For the word "value", copy every line of the material that includes it.

________________________

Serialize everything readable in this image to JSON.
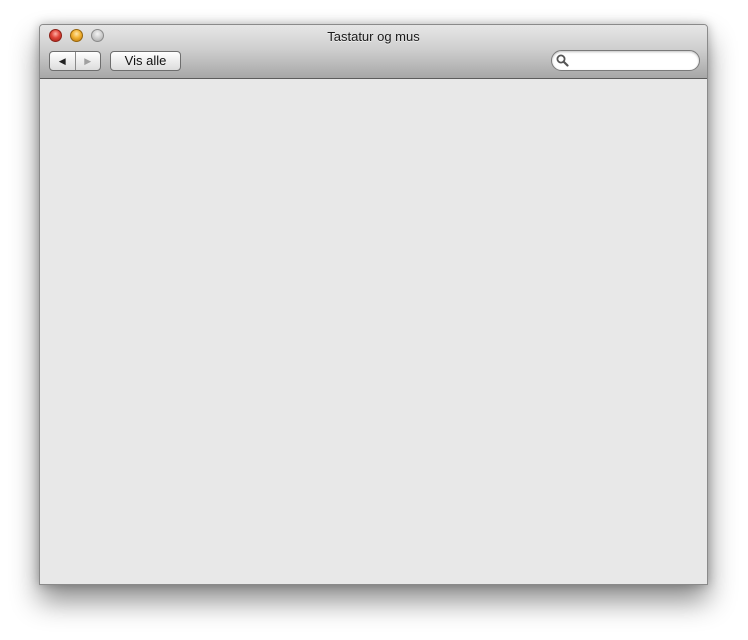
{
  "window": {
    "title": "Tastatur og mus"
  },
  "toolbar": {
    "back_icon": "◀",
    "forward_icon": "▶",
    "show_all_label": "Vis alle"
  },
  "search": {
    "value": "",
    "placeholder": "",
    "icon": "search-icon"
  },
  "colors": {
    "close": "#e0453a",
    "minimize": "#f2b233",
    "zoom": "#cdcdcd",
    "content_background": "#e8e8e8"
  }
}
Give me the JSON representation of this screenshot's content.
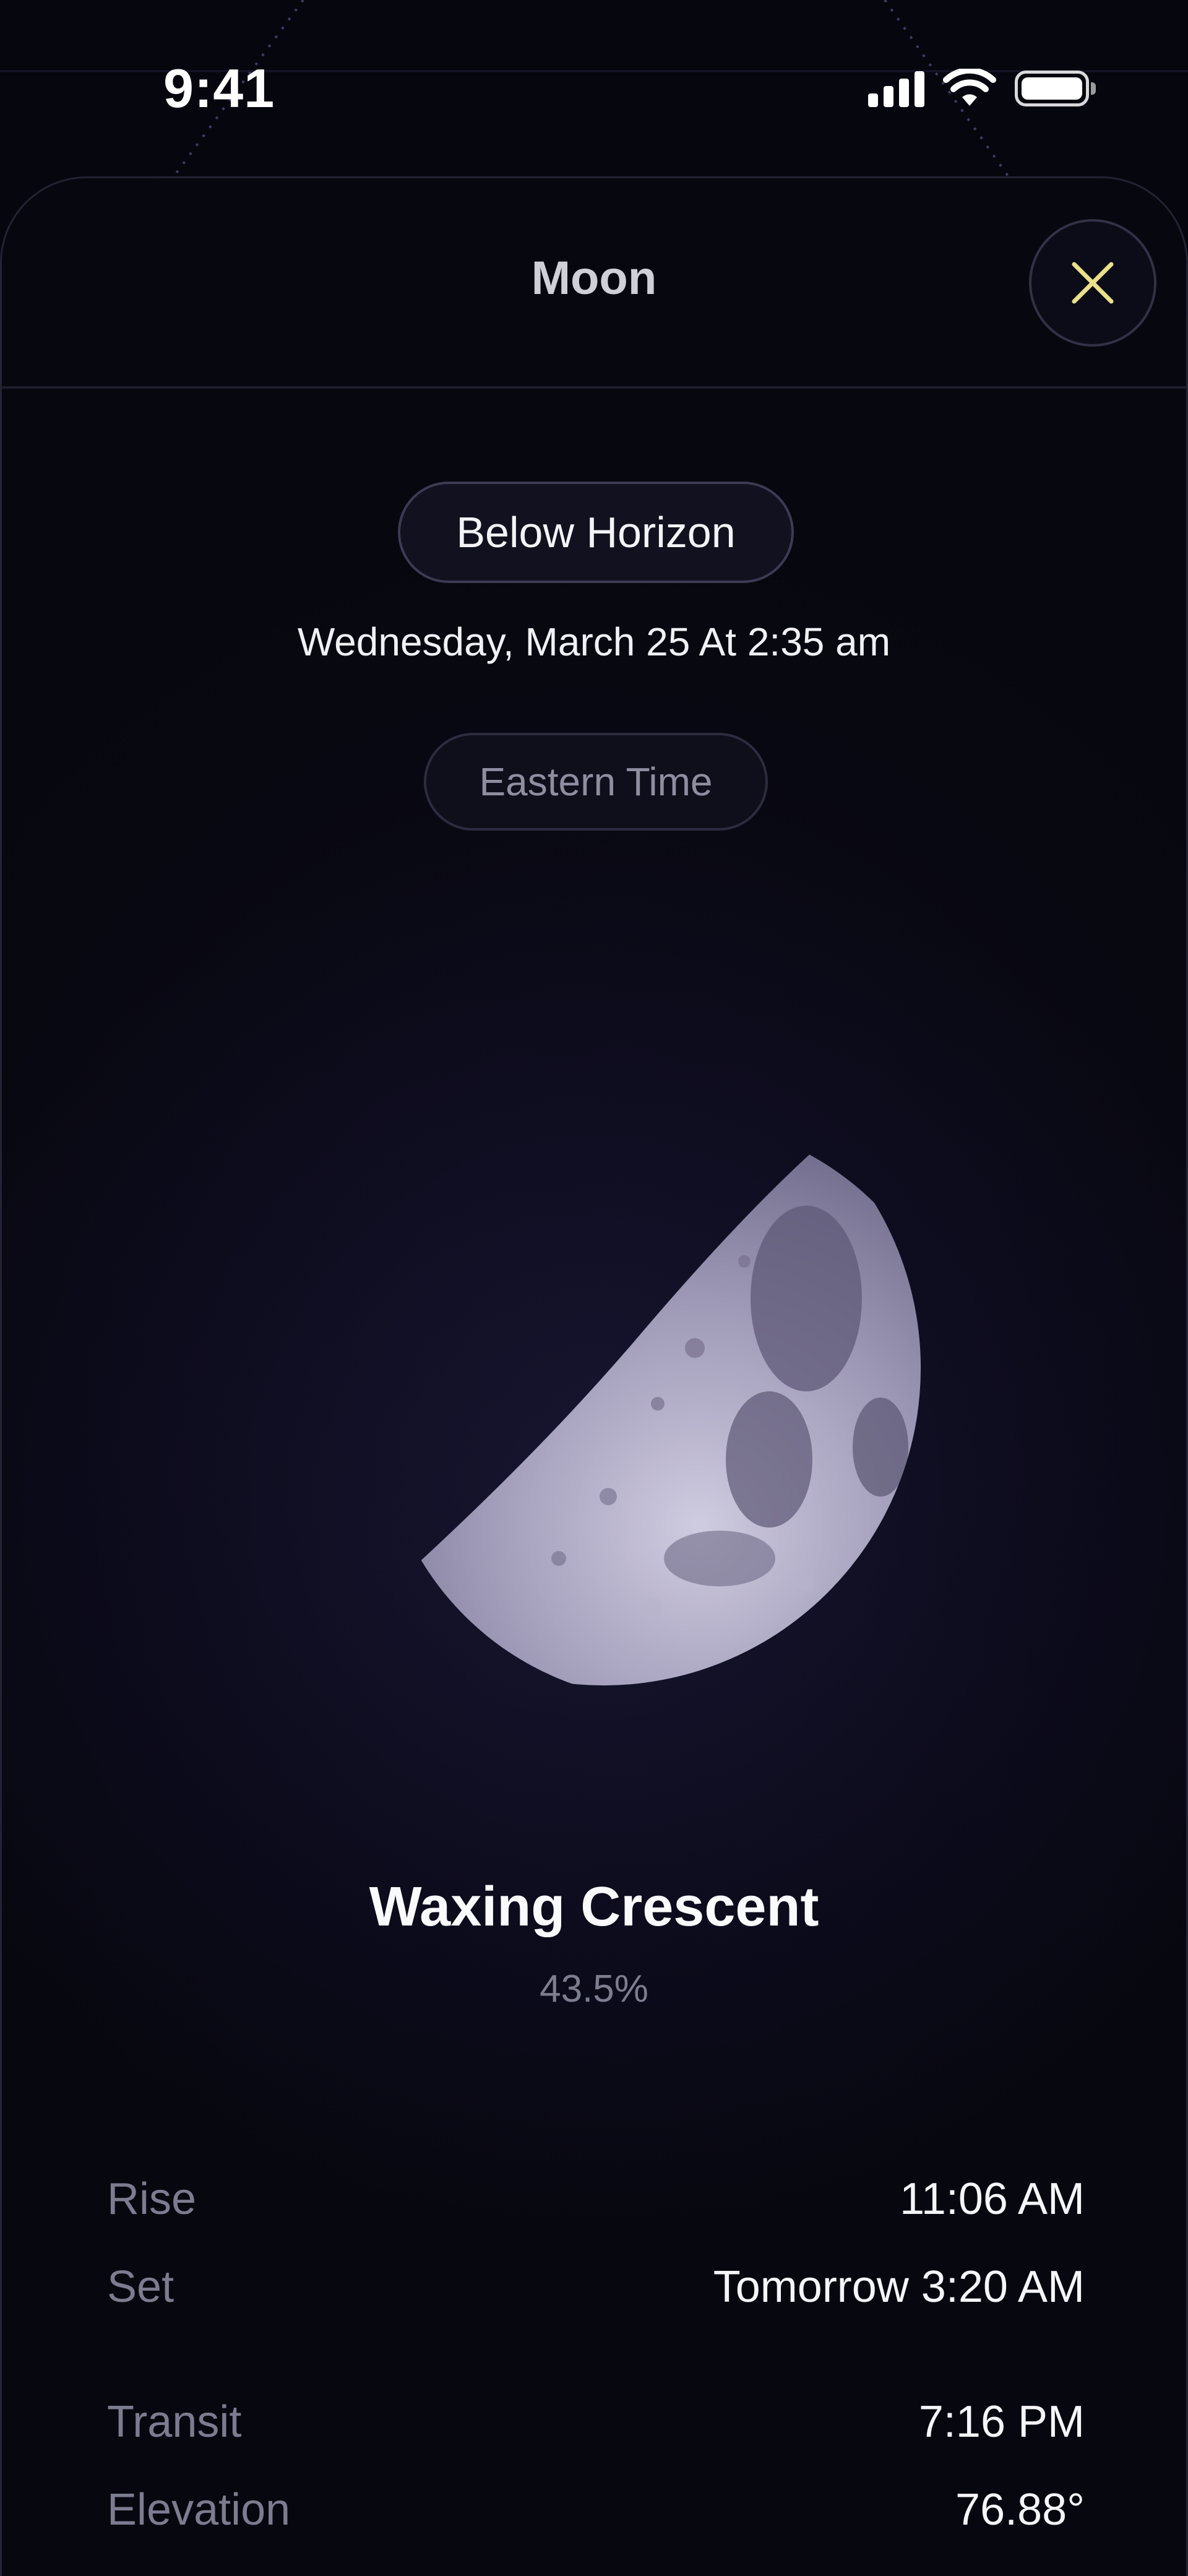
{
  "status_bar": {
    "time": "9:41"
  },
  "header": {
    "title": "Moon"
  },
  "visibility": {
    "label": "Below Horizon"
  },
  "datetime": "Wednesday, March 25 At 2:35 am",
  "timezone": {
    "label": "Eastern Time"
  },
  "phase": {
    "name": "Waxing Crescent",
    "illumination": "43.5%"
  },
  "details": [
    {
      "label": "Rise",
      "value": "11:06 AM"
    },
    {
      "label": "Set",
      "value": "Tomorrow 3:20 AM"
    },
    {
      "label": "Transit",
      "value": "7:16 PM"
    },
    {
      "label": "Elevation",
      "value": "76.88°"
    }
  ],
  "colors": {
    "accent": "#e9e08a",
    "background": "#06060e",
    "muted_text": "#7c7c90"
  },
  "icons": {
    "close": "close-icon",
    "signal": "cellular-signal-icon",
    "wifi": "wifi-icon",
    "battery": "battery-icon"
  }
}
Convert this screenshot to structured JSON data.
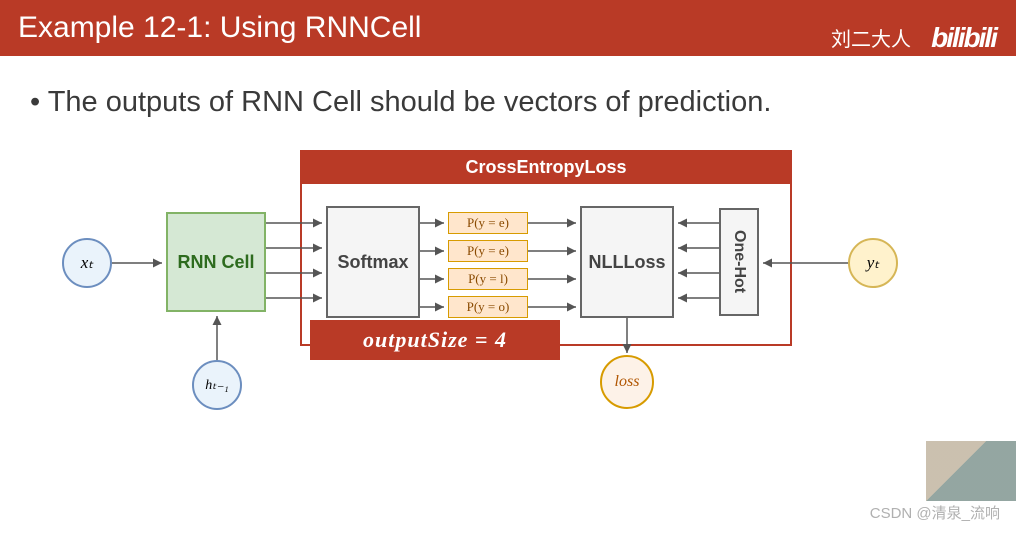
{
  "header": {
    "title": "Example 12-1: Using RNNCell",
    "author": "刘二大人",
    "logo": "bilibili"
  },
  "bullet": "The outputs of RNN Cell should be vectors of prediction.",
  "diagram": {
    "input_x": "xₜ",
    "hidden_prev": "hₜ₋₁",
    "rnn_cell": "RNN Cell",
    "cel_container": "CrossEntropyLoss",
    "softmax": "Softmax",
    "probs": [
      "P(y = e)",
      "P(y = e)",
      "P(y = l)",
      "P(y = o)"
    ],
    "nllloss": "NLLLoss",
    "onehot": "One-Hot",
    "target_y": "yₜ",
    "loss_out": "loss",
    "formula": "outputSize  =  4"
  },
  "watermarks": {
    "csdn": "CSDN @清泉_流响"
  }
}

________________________

Your response
    "value": "",
      "value": "11:06 AM"
      "value": "Tomorrow 3:20 AM"
      "value": "7:16 PM"
      "value": "76.88°"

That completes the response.